■ REQUIREMENT ■
Omitting the pictures, output all of the records precisely as written.

■ EXTRACTED INFORMATION ■
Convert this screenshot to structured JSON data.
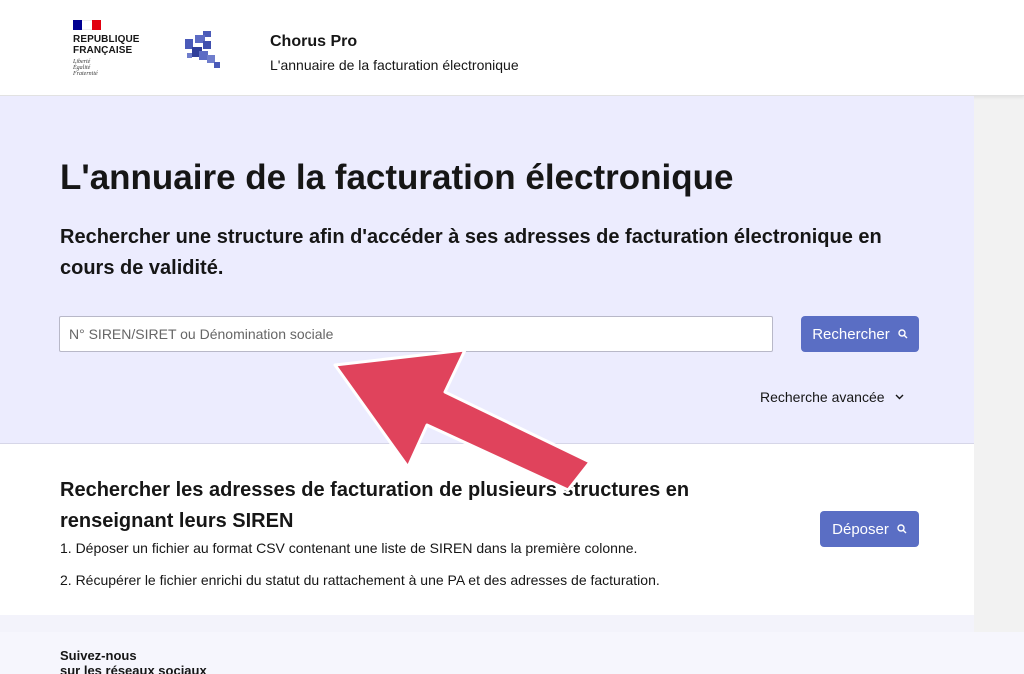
{
  "header": {
    "republic_name": "REPUBLIQUE\nFRANÇAISE",
    "republic_motto": "Liberté\nÉgalité\nFraternité",
    "flag_colors": [
      "#000091",
      "#ffffff",
      "#e1000f"
    ],
    "site_title": "Chorus Pro",
    "site_tagline": "L'annuaire de la facturation électronique",
    "logo_color": "#4a5ab8"
  },
  "hero": {
    "title": "L'annuaire de la facturation électronique",
    "subtitle": "Rechercher une structure afin d'accéder à ses adresses de facturation électronique en cours de validité.",
    "search": {
      "placeholder": "N° SIREN/SIRET ou Dénomination sociale",
      "value": "",
      "button_label": "Rechercher",
      "button_icon": "search-icon"
    },
    "advanced_search_label": "Recherche avancée",
    "advanced_search_icon": "chevron-down-icon"
  },
  "multi_search": {
    "title": "Rechercher les adresses de facturation de plusieurs structures en renseignant leurs SIREN",
    "steps": [
      "1. Déposer un fichier au format CSV contenant une liste de SIREN dans la première colonne.",
      "2. Récupérer le fichier enrichi du statut du rattachement à une PA et des adresses de facturation."
    ],
    "button_label": "Déposer",
    "button_icon": "search-icon"
  },
  "footer": {
    "follow_label": "Suivez-nous\nsur les réseaux sociaux"
  },
  "annotation": {
    "arrow_color": "#e0435c",
    "arrow_icon": "pointer-arrow-icon"
  },
  "colors": {
    "accent": "#5a6ec4",
    "hero_background": "#ececfe"
  }
}
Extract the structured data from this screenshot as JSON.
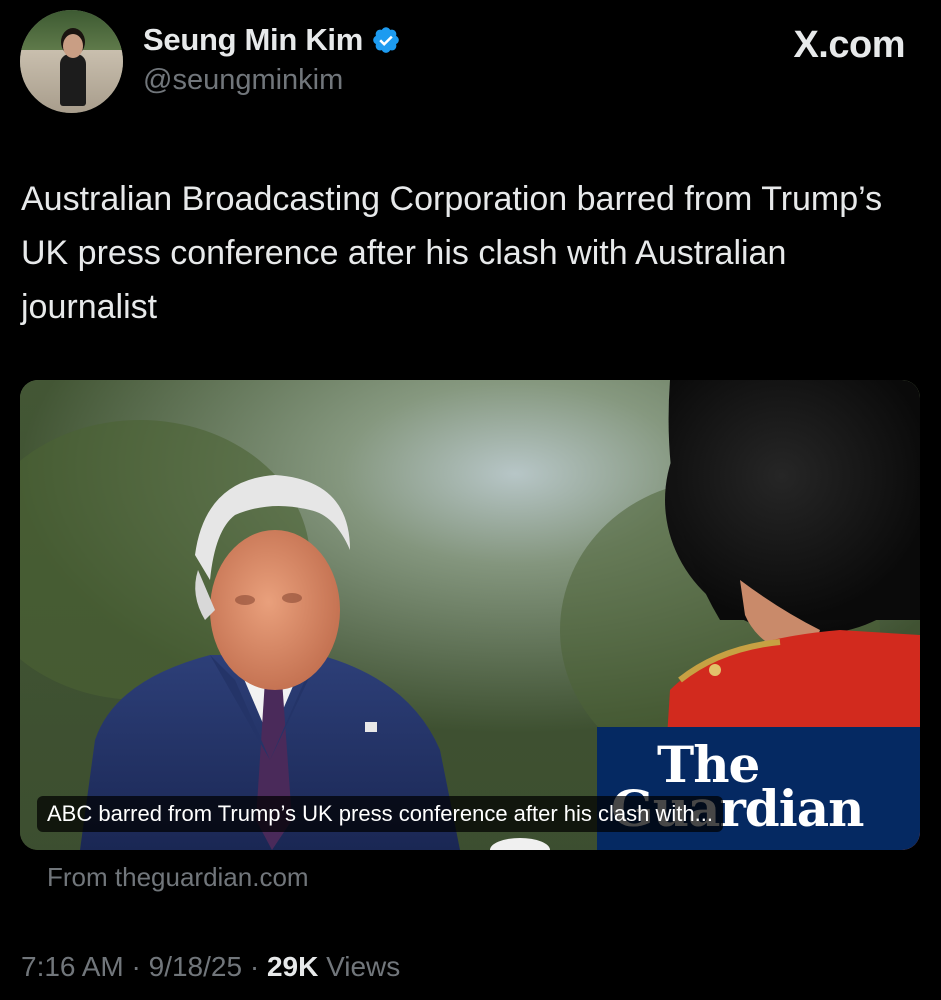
{
  "author": {
    "display_name": "Seung Min Kim",
    "handle": "@seungminkim",
    "verified": true,
    "verified_color": "#1d9bf0"
  },
  "site_mark": "X.com",
  "tweet": {
    "text": "Australian Broadcasting Corporation barred from Trump’s UK press conference after his clash with Australian journalist"
  },
  "link_card": {
    "caption": "ABC barred from Trump’s UK press conference after his clash with...",
    "source": "From theguardian.com",
    "logo_lines": [
      "The",
      "Guardian"
    ],
    "logo_bg": "#052962"
  },
  "meta": {
    "time": "7:16 AM",
    "separator": " · ",
    "date": "9/18/25",
    "views_count": "29K",
    "views_label": " Views"
  },
  "colors": {
    "background": "#000000",
    "primary_text": "#e7e9ea",
    "secondary_text": "#71767b"
  }
}
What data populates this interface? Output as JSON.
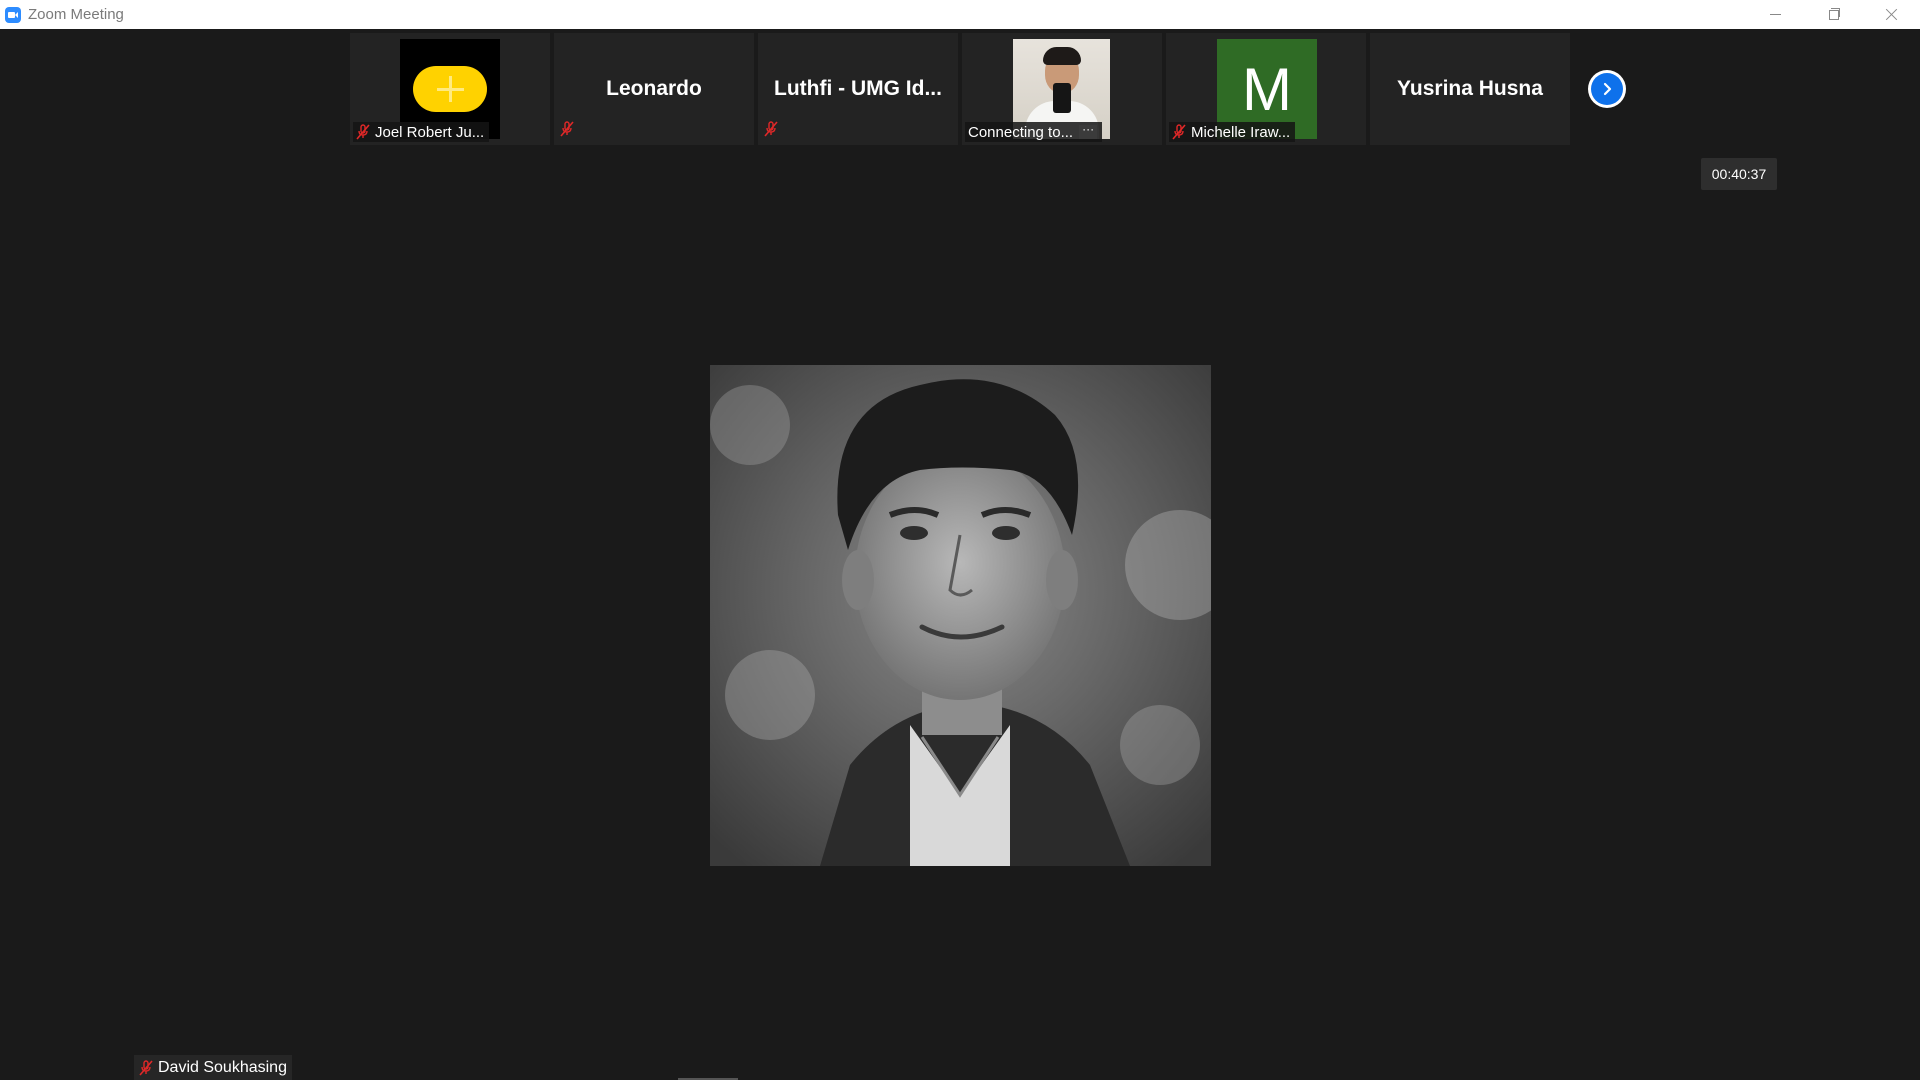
{
  "window": {
    "title": "Zoom Meeting"
  },
  "gallery": {
    "tiles": [
      {
        "name": "Joel Robert Ju...",
        "muted": true,
        "avatar": "yellow-graphic"
      },
      {
        "name": "Leonardo",
        "muted": true,
        "avatar": "name-only"
      },
      {
        "name": "Luthfi - UMG Id...",
        "muted": true,
        "avatar": "name-only"
      },
      {
        "name": "Connecting to...",
        "muted": false,
        "avatar": "photo"
      },
      {
        "name": "Michelle Iraw...",
        "muted": true,
        "avatar": "initial",
        "initial": "M"
      },
      {
        "name": "Yusrina Husna",
        "muted": false,
        "avatar": "name-only"
      }
    ],
    "more_icon": "ellipsis-icon",
    "next_icon": "chevron-right-icon"
  },
  "meeting": {
    "elapsed": "00:40:37"
  },
  "active_speaker": {
    "name": "David Soukhasing",
    "muted": true
  },
  "colors": {
    "background": "#1a1a1a",
    "tile": "#232323",
    "accent": "#0e71eb",
    "muted_red": "#e02828",
    "initial_avatar": "#2f6b25",
    "yellow_avatar": "#ffd200"
  }
}
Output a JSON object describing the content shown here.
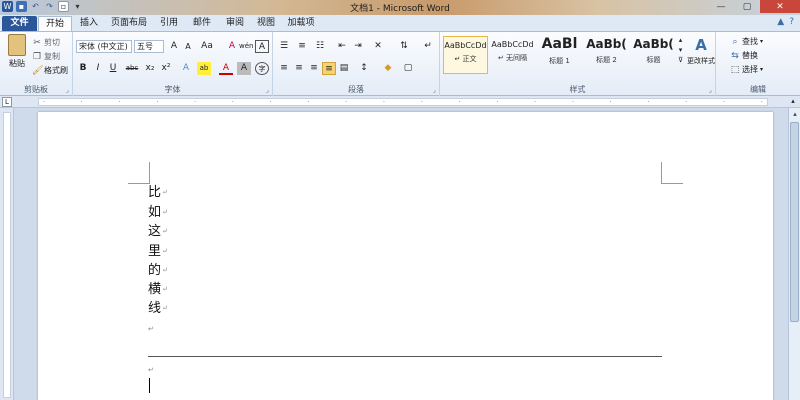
{
  "window": {
    "title": "文档1 - Microsoft Word",
    "qat_icons": [
      "word-app-icon",
      "save-icon",
      "undo-icon",
      "redo-icon",
      "new-doc-icon",
      "customize-qat-icon"
    ],
    "controls": {
      "minimize": "—",
      "maximize": "▢",
      "close": "✕"
    }
  },
  "tabs": [
    {
      "label": "文件",
      "kind": "file"
    },
    {
      "label": "开始",
      "kind": "active"
    },
    {
      "label": "插入",
      "kind": "normal"
    },
    {
      "label": "页面布局",
      "kind": "normal"
    },
    {
      "label": "引用",
      "kind": "normal"
    },
    {
      "label": "邮件",
      "kind": "normal"
    },
    {
      "label": "审阅",
      "kind": "normal"
    },
    {
      "label": "视图",
      "kind": "normal"
    },
    {
      "label": "加载项",
      "kind": "normal"
    }
  ],
  "tab_extra": {
    "minimize_ribbon": "▲",
    "help": "?"
  },
  "ribbon": {
    "clipboard": {
      "label": "剪贴板",
      "paste": "粘贴",
      "cut": "剪切",
      "copy": "复制",
      "format_painter": "格式刷"
    },
    "font": {
      "label": "字体",
      "font_name": "宋体 (中文正)",
      "font_size": "五号",
      "bold": "B",
      "italic": "I",
      "underline": "U",
      "strikethrough": "abc",
      "subscript": "x₂",
      "superscript": "x²",
      "font_color": "A",
      "grow": "A",
      "shrink": "A",
      "change_case": "Aa",
      "clear_format": "A",
      "phonetic": "wén",
      "char_border": "A",
      "highlight": "ab",
      "text_effect": "A",
      "char_shading": "A",
      "enclose": "字"
    },
    "paragraph": {
      "label": "段落"
    },
    "styles": {
      "label": "样式",
      "items": [
        {
          "preview": "AaBbCcDd",
          "name": "↵ 正文",
          "active": true
        },
        {
          "preview": "AaBbCcDd",
          "name": "↵ 无间隔",
          "active": false
        },
        {
          "preview": "AaBl",
          "name": "标题 1",
          "active": false
        },
        {
          "preview": "AaBb(",
          "name": "标题 2",
          "active": false
        },
        {
          "preview": "AaBb(",
          "name": "标题",
          "active": false
        }
      ],
      "change_styles": "更改样式"
    },
    "editing": {
      "label": "编辑",
      "find": "查找",
      "replace": "替换",
      "select": "选择"
    }
  },
  "ruler": {
    "tab_selector": "L"
  },
  "document": {
    "lines": [
      "比",
      "如",
      "这",
      "里",
      "的",
      "横",
      "线"
    ],
    "paragraph_mark": "↵"
  }
}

■ YOUR SOLUTION ■
Convert this screenshot to structured JSON data.
{
  "header": {
    "republic_name": "REPUBLIQUE\nFRANÇAISE",
    "republic_motto": "Liberté\nÉgalité\nFraternité",
    "flag_colors": [
      "#000091",
      "#ffffff",
      "#e1000f"
    ],
    "site_title": "Chorus Pro",
    "site_tagline": "L'annuaire de la facturation électronique",
    "logo_color": "#4a5ab8"
  },
  "hero": {
    "title": "L'annuaire de la facturation électronique",
    "subtitle": "Rechercher une structure afin d'accéder à ses adresses de facturation électronique en cours de validité.",
    "search": {
      "placeholder": "N° SIREN/SIRET ou Dénomination sociale",
      "value": "",
      "button_label": "Rechercher",
      "button_icon": "search-icon"
    },
    "advanced_search_label": "Recherche avancée",
    "advanced_search_icon": "chevron-down-icon"
  },
  "multi_search": {
    "title": "Rechercher les adresses de facturation de plusieurs structures en renseignant leurs SIREN",
    "steps": [
      "1. Déposer un fichier au format CSV contenant une liste de SIREN dans la première colonne.",
      "2. Récupérer le fichier enrichi du statut du rattachement à une PA et des adresses de facturation."
    ],
    "button_label": "Déposer",
    "button_icon": "search-icon"
  },
  "footer": {
    "follow_label": "Suivez-nous\nsur les réseaux sociaux"
  },
  "annotation": {
    "arrow_color": "#e0435c",
    "arrow_icon": "pointer-arrow-icon"
  },
  "colors": {
    "accent": "#5a6ec4",
    "hero_background": "#ececfe"
  }
}
Extract the structured data from this screenshot as JSON.
{
  "author": {
    "display_name": "Seung Min Kim",
    "handle": "@seungminkim",
    "verified": true,
    "verified_color": "#1d9bf0"
  },
  "site_mark": "X.com",
  "tweet": {
    "text": "Australian Broadcasting Corporation barred from Trump’s UK press conference after his clash with Australian journalist"
  },
  "link_card": {
    "caption": "ABC barred from Trump’s UK press conference after his clash with...",
    "source": "From theguardian.com",
    "logo_lines": [
      "The",
      "Guardian"
    ],
    "logo_bg": "#052962"
  },
  "meta": {
    "time": "7:16 AM",
    "separator": " · ",
    "date": "9/18/25",
    "views_count": "29K",
    "views_label": " Views"
  },
  "colors": {
    "background": "#000000",
    "primary_text": "#e7e9ea",
    "secondary_text": "#71767b"
  }
}
What data populates this interface? Output as JSON.
{
  "window": {
    "title": "Zoom Meeting"
  },
  "gallery": {
    "tiles": [
      {
        "name": "Joel Robert Ju...",
        "muted": true,
        "avatar": "yellow-graphic"
      },
      {
        "name": "Leonardo",
        "muted": true,
        "avatar": "name-only"
      },
      {
        "name": "Luthfi - UMG Id...",
        "muted": true,
        "avatar": "name-only"
      },
      {
        "name": "Connecting to...",
        "muted": false,
        "avatar": "photo"
      },
      {
        "name": "Michelle Iraw...",
        "muted": true,
        "avatar": "initial",
        "initial": "M"
      },
      {
        "name": "Yusrina Husna",
        "muted": false,
        "avatar": "name-only"
      }
    ],
    "more_icon": "ellipsis-icon",
    "next_icon": "chevron-right-icon"
  },
  "meeting": {
    "elapsed": "00:40:37"
  },
  "active_speaker": {
    "name": "David Soukhasing",
    "muted": true
  },
  "colors": {
    "background": "#1a1a1a",
    "tile": "#232323",
    "accent": "#0e71eb",
    "muted_red": "#e02828",
    "initial_avatar": "#2f6b25",
    "yellow_avatar": "#ffd200"
  }
}
Output a JSON object describing the content shown here.
{
  "window": {
    "title": "文档1 - Microsoft Word",
    "qat_icons": [
      "word-app-icon",
      "save-icon",
      "undo-icon",
      "redo-icon",
      "new-doc-icon",
      "customize-qat-icon"
    ],
    "controls": {
      "minimize": "—",
      "maximize": "▢",
      "close": "✕"
    }
  },
  "tabs": [
    {
      "label": "文件",
      "kind": "file"
    },
    {
      "label": "开始",
      "kind": "active"
    },
    {
      "label": "插入",
      "kind": "normal"
    },
    {
      "label": "页面布局",
      "kind": "normal"
    },
    {
      "label": "引用",
      "kind": "normal"
    },
    {
      "label": "邮件",
      "kind": "normal"
    },
    {
      "label": "审阅",
      "kind": "normal"
    },
    {
      "label": "视图",
      "kind": "normal"
    },
    {
      "label": "加载项",
      "kind": "normal"
    }
  ],
  "tab_extra": {
    "minimize_ribbon": "▲",
    "help": "?"
  },
  "ribbon": {
    "clipboard": {
      "label": "剪贴板",
      "paste": "粘贴",
      "cut": "剪切",
      "copy": "复制",
      "format_painter": "格式刷"
    },
    "font": {
      "label": "字体",
      "font_name": "宋体 (中文正)",
      "font_size": "五号",
      "bold": "B",
      "italic": "I",
      "underline": "U",
      "strikethrough": "abc",
      "subscript": "x₂",
      "superscript": "x²",
      "font_color": "A",
      "grow": "A",
      "shrink": "A",
      "change_case": "Aa",
      "clear_format": "A",
      "phonetic": "wén",
      "char_border": "A",
      "highlight": "ab",
      "text_effect": "A",
      "char_shading": "A",
      "enclose": "字"
    },
    "paragraph": {
      "label": "段落"
    },
    "styles": {
      "label": "样式",
      "items": [
        {
          "preview": "AaBbCcDd",
          "name": "↵ 正文",
          "active": true
        },
        {
          "preview": "AaBbCcDd",
          "name": "↵ 无间隔",
          "active": false
        },
        {
          "preview": "AaBl",
          "name": "标题 1",
          "active": false
        },
        {
          "preview": "AaBb(",
          "name": "标题 2",
          "active": false
        },
        {
          "preview": "AaBb(",
          "name": "标题",
          "active": false
        }
      ],
      "change_styles": "更改样式"
    },
    "editing": {
      "label": "编辑",
      "find": "查找",
      "replace": "替换",
      "select": "选择"
    }
  },
  "ruler": {
    "tab_selector": "L"
  },
  "document": {
    "lines": [
      "比",
      "如",
      "这",
      "里",
      "的",
      "横",
      "线"
    ],
    "paragraph_mark": "↵"
  }
}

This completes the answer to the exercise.